Thursday, 18 October 2018

Statements by Members

Review of Religious Freedom

1:37 pm

Photo of George ChristensenGeorge Christensen (Dawson, National Party) Share this | | Hansard source

Fake news reports have already hijacked serious debate on religious liberty by falsely suggesting the Ruddock review recommended faith based schools be allowed to expel students and sack teachers for being gay. The truth is that they are already allowed to under existing law—law made by Labor. How many reports of instances of such expulsions or sackings have there been? None that I know of. The real issue is the ability of faith based institutions to teach, advocate, express and uphold their faith based values without government intervention or penalty.

The principal, Mr Mark Ogilvie, of Whitsunday Christian College in my electorate wrote to me to say:

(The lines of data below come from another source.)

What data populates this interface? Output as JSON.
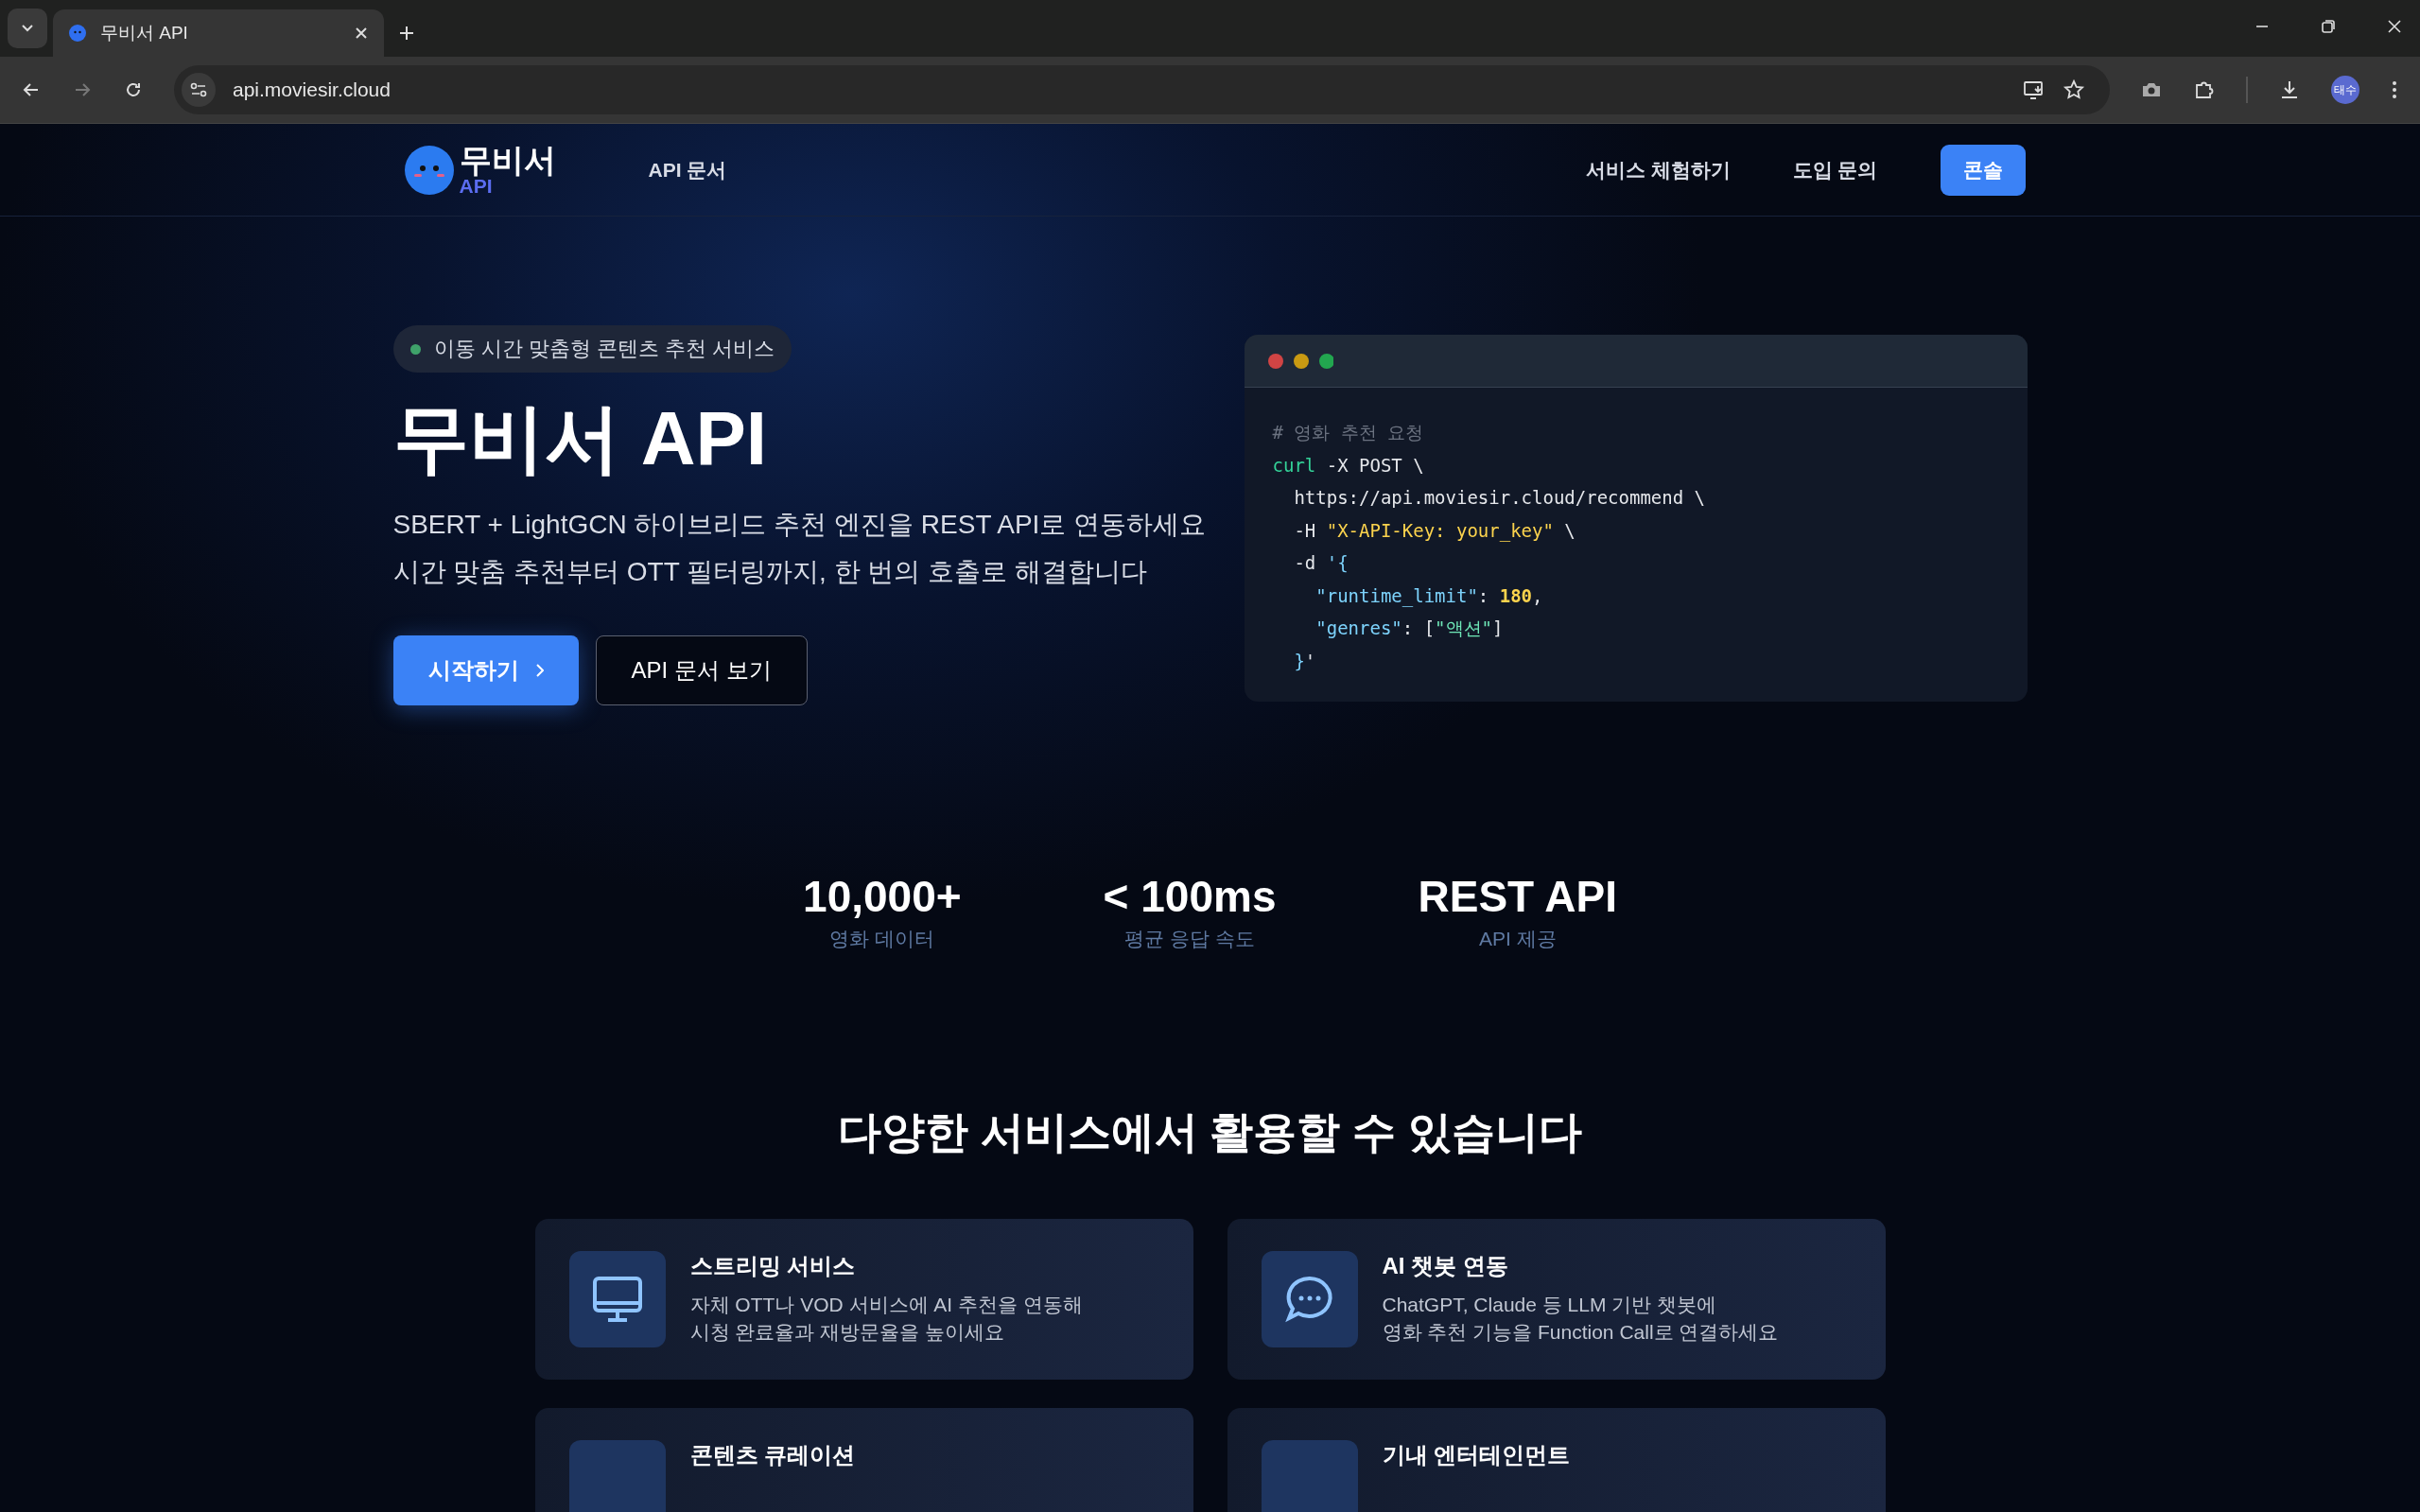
{
  "browser": {
    "tab_title": "무비서 API",
    "url": "api.moviesir.cloud",
    "profile": "태수"
  },
  "nav": {
    "logo_text": "무비서",
    "logo_sub": "API",
    "links": [
      {
        "label": "API 문서"
      }
    ],
    "right_links": [
      {
        "label": "서비스 체험하기"
      },
      {
        "label": "도입 문의"
      }
    ],
    "console_button": "콘솔"
  },
  "hero": {
    "badge": "이동 시간 맞춤형 콘텐츠 추천 서비스",
    "title": "무비서 API",
    "subtitle": [
      "SBERT + LightGCN 하이브리드 추천 엔진을 REST API로 연동하세요",
      "시간 맞춤 추천부터 OTT 필터링까지, 한 번의 호출로 해결합니다"
    ],
    "buttons": [
      {
        "label": "시작하기",
        "kind": "primary"
      },
      {
        "label": "API 문서 보기",
        "kind": "outline"
      }
    ]
  },
  "code": {
    "lines": [
      [
        {
          "t": "# 영화 추천 요청",
          "kind": "comment"
        }
      ],
      [
        {
          "t": "curl",
          "kind": "command"
        },
        {
          "t": " -X POST \\",
          "kind": "plain"
        }
      ],
      [
        {
          "t": "  https://api.moviesir.cloud/recommend \\",
          "kind": "plain"
        }
      ],
      [
        {
          "t": "  -H ",
          "kind": "plain"
        },
        {
          "t": "\"X-API-Key: your_key\"",
          "kind": "string"
        },
        {
          "t": " \\",
          "kind": "plain"
        }
      ],
      [
        {
          "t": "  -d ",
          "kind": "plain"
        },
        {
          "t": "'{",
          "kind": "brace"
        }
      ],
      [
        {
          "t": "    \"runtime_limit\"",
          "kind": "key"
        },
        {
          "t": ": ",
          "kind": "plain"
        },
        {
          "t": "180",
          "kind": "number"
        },
        {
          "t": ",",
          "kind": "plain"
        }
      ],
      [
        {
          "t": "    \"genres\"",
          "kind": "key"
        },
        {
          "t": ": [",
          "kind": "plain"
        },
        {
          "t": "\"액션\"",
          "kind": "value"
        },
        {
          "t": "]",
          "kind": "plain"
        }
      ],
      [
        {
          "t": "  }",
          "kind": "brace"
        },
        {
          "t": "'",
          "kind": "plain"
        }
      ]
    ]
  },
  "stats": [
    {
      "value": "10,000+",
      "label": "영화 데이터"
    },
    {
      "value": "< 100ms",
      "label": "평균 응답 속도"
    },
    {
      "value": "REST API",
      "label": "API 제공"
    }
  ],
  "section": {
    "title": "다양한 서비스에서 활용할 수 있습니다",
    "cards": [
      {
        "kind": "monitor",
        "title": "스트리밍 서비스",
        "lines": [
          "자체 OTT나 VOD 서비스에 AI 추천을 연동해",
          "시청 완료율과 재방문율을 높이세요"
        ]
      },
      {
        "kind": "chat",
        "title": "AI 챗봇 연동",
        "lines": [
          "ChatGPT, Claude 등 LLM 기반 챗봇에",
          "영화 추천 기능을 Function Call로 연결하세요"
        ]
      },
      {
        "title": "콘텐츠 큐레이션"
      },
      {
        "title": "기내 엔터테인먼트"
      }
    ]
  }
}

We need to be able to continue teaching and shaping our community life according to our beliefs and values, and we need to be able to employ staff that uphold those beliefs. It is the Christian values and Christian ethos of Whitsunday Christian College that is a major point of difference with government schools. To compromise our beliefs and values would be to change the integrity of our College.

A couple of years ago, Tasmanian Catholic Archbishop Julian Porteous was taken to the antidiscrimination tribunal for the horrendous crime of giving Catholic school students a booklet promoting the Catholic Church's teaching on marriage. This is exactly why religious liberty laws are needed. We must not erode the right of Christian schools and other faith based institutions to ensure that their employees, who act as ambassadors for those institutions, behave publicly in accord with the faith based values of those institutions, in the same way that government schools ensure teachers behave in accordance with moral and ethical codes— (Time expired)